  • Goals and results in improvement of biological background of medicinal plant production

    The choice of varieties among medicinal plant species is relatively small, compared to other horticultural crops. In Hungary, only poppy (Papaver somniferum) and mustard (Sinapis alba) have several cultivars. Recognising the problem, in the recent years breeding activity has been intensified all over the world, in spite of financial, technical and legal difficulties. The article reports on the results of breeding at the Department of Medicinal and Aromatic Plants of the Szent István University, 11 varieties of which has been officially registered till 2000. Main goals of genetic improvement are: increasing of the production capacity of utilised plant organs, enhancement of active material accumulation capacity, improvement of sensory quality and technological properties. The most often applied methods are selection, and recently, cross breeding, the results of which can be measured on new materials of caraway (Carum carvi), hyssop (Hyssopus officinalis), marjoram (Majorana hortensis), poppy (Papaver somniferum), etc.
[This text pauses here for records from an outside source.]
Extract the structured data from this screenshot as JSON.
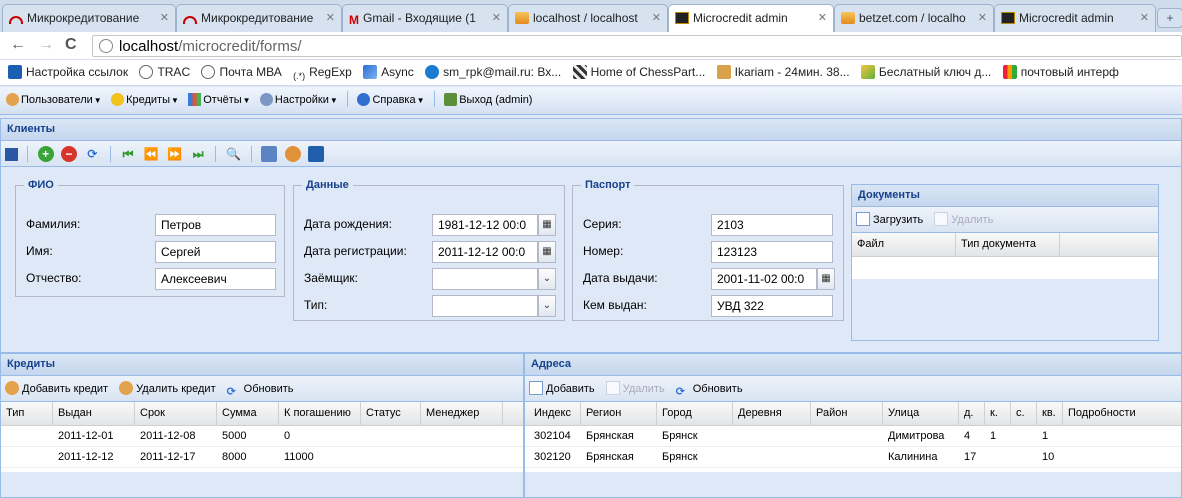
{
  "browser": {
    "tabs": [
      {
        "title": "Микрокредитование",
        "icon": "arc-icon"
      },
      {
        "title": "Микрокредитование",
        "icon": "arc-icon"
      },
      {
        "title": "Gmail - Входящие (1",
        "icon": "gmail-icon"
      },
      {
        "title": "localhost / localhost",
        "icon": "pma-icon"
      },
      {
        "title": "Microcredit admin",
        "icon": "microcredit-icon"
      },
      {
        "title": "betzet.com / localho",
        "icon": "pma-icon"
      },
      {
        "title": "Microcredit admin",
        "icon": "microcredit-icon"
      }
    ],
    "url_host": "localhost",
    "url_path": "/microcredit/forms/",
    "bookmarks": [
      "Настройка ссылок",
      "TRAC",
      "Почта МВА",
      "RegExp",
      "Async",
      "sm_rpk@mail.ru: Вх...",
      "Home of ChessPart...",
      "Ikariam - 24мин. 38...",
      "Беслатный ключ д...",
      "почтовый интерф"
    ]
  },
  "menu": {
    "users": "Пользователи",
    "credits": "Кредиты",
    "reports": "Отчёты",
    "settings": "Настройки",
    "help": "Справка",
    "logout": "Выход (admin)"
  },
  "clients": {
    "title": "Клиенты",
    "fio": {
      "legend": "ФИО",
      "last_name_label": "Фамилия:",
      "last_name": "Петров",
      "first_name_label": "Имя:",
      "first_name": "Сергей",
      "patronymic_label": "Отчество:",
      "patronymic": "Алексеевич"
    },
    "data": {
      "legend": "Данные",
      "birth_label": "Дата рождения:",
      "birth": "1981-12-12 00:0",
      "reg_label": "Дата регистрации:",
      "reg": "2011-12-12 00:0",
      "borrower_label": "Заёмщик:",
      "borrower": "",
      "type_label": "Тип:",
      "type": ""
    },
    "passport": {
      "legend": "Паспорт",
      "series_label": "Серия:",
      "series": "2103",
      "number_label": "Номер:",
      "number": "123123",
      "issued_label": "Дата выдачи:",
      "issued": "2001-11-02 00:0",
      "by_label": "Кем выдан:",
      "by": "УВД 322"
    },
    "documents": {
      "title": "Документы",
      "upload": "Загрузить",
      "delete": "Удалить",
      "columns": [
        "Файл",
        "Тип документа"
      ]
    }
  },
  "credits": {
    "title": "Кредиты",
    "add": "Добавить кредит",
    "delete": "Удалить кредит",
    "refresh": "Обновить",
    "columns": [
      "Тип",
      "Выдан",
      "Срок",
      "Сумма",
      "К погашению",
      "Статус",
      "Менеджер"
    ],
    "rows": [
      [
        "",
        "2011-12-01",
        "2011-12-08",
        "5000",
        "0",
        "",
        ""
      ],
      [
        "",
        "2011-12-12",
        "2011-12-17",
        "8000",
        "11000",
        "",
        ""
      ]
    ]
  },
  "addresses": {
    "title": "Адреса",
    "add": "Добавить",
    "delete": "Удалить",
    "refresh": "Обновить",
    "columns": [
      "Индекс",
      "Регион",
      "Город",
      "Деревня",
      "Район",
      "Улица",
      "д.",
      "к.",
      "с.",
      "кв.",
      "Подробности"
    ],
    "rows": [
      [
        "302104",
        "Брянская",
        "Брянск",
        "",
        "",
        "Димитрова",
        "4",
        "1",
        "",
        "1",
        ""
      ],
      [
        "302120",
        "Брянская",
        "Брянск",
        "",
        "",
        "Калинина",
        "17",
        "",
        "",
        "10",
        ""
      ]
    ]
  }
}
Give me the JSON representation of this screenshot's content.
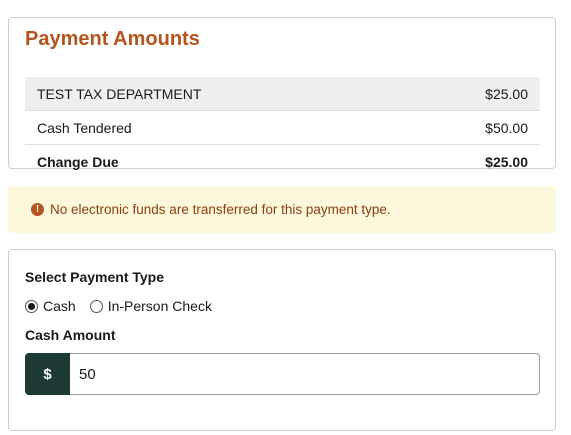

Efficacy of breeding work is established by additional, regular research on the genetics, physiology, floral and reproductive biology, chemosyndromes of medicinal plant species.